#### [PROBLEM]
In full and without change, retype the records.

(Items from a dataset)
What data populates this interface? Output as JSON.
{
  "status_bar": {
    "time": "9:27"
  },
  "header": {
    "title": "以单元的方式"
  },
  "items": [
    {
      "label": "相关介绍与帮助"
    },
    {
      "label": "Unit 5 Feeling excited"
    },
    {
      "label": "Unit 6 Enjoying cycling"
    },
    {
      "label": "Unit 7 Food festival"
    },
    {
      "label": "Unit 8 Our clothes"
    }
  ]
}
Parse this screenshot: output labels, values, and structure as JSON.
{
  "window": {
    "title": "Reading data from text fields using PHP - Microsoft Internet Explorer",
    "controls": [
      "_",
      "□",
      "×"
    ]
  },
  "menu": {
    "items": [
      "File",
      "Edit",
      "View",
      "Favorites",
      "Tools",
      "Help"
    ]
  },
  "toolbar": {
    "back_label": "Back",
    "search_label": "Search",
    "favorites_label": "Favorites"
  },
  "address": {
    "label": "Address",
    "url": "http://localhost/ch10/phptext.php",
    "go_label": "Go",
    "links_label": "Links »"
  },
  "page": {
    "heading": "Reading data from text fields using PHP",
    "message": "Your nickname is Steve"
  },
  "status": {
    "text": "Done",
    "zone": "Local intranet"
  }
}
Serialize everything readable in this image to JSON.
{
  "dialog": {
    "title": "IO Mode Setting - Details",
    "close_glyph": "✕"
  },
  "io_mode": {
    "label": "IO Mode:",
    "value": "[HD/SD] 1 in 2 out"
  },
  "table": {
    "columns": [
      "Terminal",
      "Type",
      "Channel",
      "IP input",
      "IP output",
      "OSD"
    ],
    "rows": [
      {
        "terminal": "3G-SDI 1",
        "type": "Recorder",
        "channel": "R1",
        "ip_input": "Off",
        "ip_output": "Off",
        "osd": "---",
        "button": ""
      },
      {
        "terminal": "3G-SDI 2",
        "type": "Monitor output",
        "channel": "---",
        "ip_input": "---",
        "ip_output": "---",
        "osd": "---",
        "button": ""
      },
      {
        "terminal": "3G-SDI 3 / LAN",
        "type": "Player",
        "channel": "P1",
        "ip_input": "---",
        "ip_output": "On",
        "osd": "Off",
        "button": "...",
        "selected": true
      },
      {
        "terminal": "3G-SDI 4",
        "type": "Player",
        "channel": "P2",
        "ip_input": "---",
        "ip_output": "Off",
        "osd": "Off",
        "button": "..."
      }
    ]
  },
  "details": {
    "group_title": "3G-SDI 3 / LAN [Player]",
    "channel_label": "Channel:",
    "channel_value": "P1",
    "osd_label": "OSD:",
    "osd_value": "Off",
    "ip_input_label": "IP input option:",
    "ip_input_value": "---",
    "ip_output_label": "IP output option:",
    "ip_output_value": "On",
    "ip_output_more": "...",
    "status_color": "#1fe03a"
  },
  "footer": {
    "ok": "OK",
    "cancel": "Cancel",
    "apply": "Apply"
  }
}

#### [YOUR RESPONSE]
What data populates this interface? Output as JSON.
{
  "status_bar": {
    "time": "9:27"
  },
  "header": {
    "title": "以单元的方式"
  },
  "items": [
    {
      "label": "相关介绍与帮助"
    },
    {
      "label": "Unit 5 Feeling excited"
    },
    {
      "label": "Unit 6 Enjoying cycling"
    },
    {
      "label": "Unit 7 Food festival"
    },
    {
      "label": "Unit 8 Our clothes"
    }
  ]
}
Parse this screenshot: output labels, values, and structure as JSON.
{
  "window": {
    "title": "Reading data from text fields using PHP - Microsoft Internet Explorer",
    "controls": [
      "_",
      "□",
      "×"
    ]
  },
  "menu": {
    "items": [
      "File",
      "Edit",
      "View",
      "Favorites",
      "Tools",
      "Help"
    ]
  },
  "toolbar": {
    "back_label": "Back",
    "search_label": "Search",
    "favorites_label": "Favorites"
  },
  "address": {
    "label": "Address",
    "url": "http://localhost/ch10/phptext.php",
    "go_label": "Go",
    "links_label": "Links »"
  },
  "page": {
    "heading": "Reading data from text fields using PHP",
    "message": "Your nickname is Steve"
  },
  "status": {
    "text": "Done",
    "zone": "Local intranet"
  }
}
Serialize everything readable in this image to JSON.
{
  "dialog": {
    "title": "IO Mode Setting - Details",
    "close_glyph": "✕"
  },
  "io_mode": {
    "label": "IO Mode:",
    "value": "[HD/SD] 1 in 2 out"
  },
  "table": {
    "columns": [
      "Terminal",
      "Type",
      "Channel",
      "IP input",
      "IP output",
      "OSD"
    ],
    "rows": [
      {
        "terminal": "3G-SDI 1",
        "type": "Recorder",
        "channel": "R1",
        "ip_input": "Off",
        "ip_output": "Off",
        "osd": "---",
        "button": ""
      },
      {
        "terminal": "3G-SDI 2",
        "type": "Monitor output",
        "channel": "---",
        "ip_input": "---",
        "ip_output": "---",
        "osd": "---",
        "button": ""
      },
      {
        "terminal": "3G-SDI 3 / LAN",
        "type": "Player",
        "channel": "P1",
        "ip_input": "---",
        "ip_output": "On",
        "osd": "Off",
        "button": "...",
        "selected": true
      },
      {
        "terminal": "3G-SDI 4",
        "type": "Player",
        "channel": "P2",
        "ip_input": "---",
        "ip_output": "Off",
        "osd": "Off",
        "button": "..."
      }
    ]
  },
  "details": {
    "group_title": "3G-SDI 3 / LAN [Player]",
    "channel_label": "Channel:",
    "channel_value": "P1",
    "osd_label": "OSD:",
    "osd_value": "Off",
    "ip_input_label": "IP input option:",
    "ip_input_value": "---",
    "ip_output_label": "IP output option:",
    "ip_output_value": "On",
    "ip_output_more": "...",
    "status_color": "#1fe03a"
  },
  "footer": {
    "ok": "OK",
    "cancel": "Cancel",
    "apply": "Apply"
  }
}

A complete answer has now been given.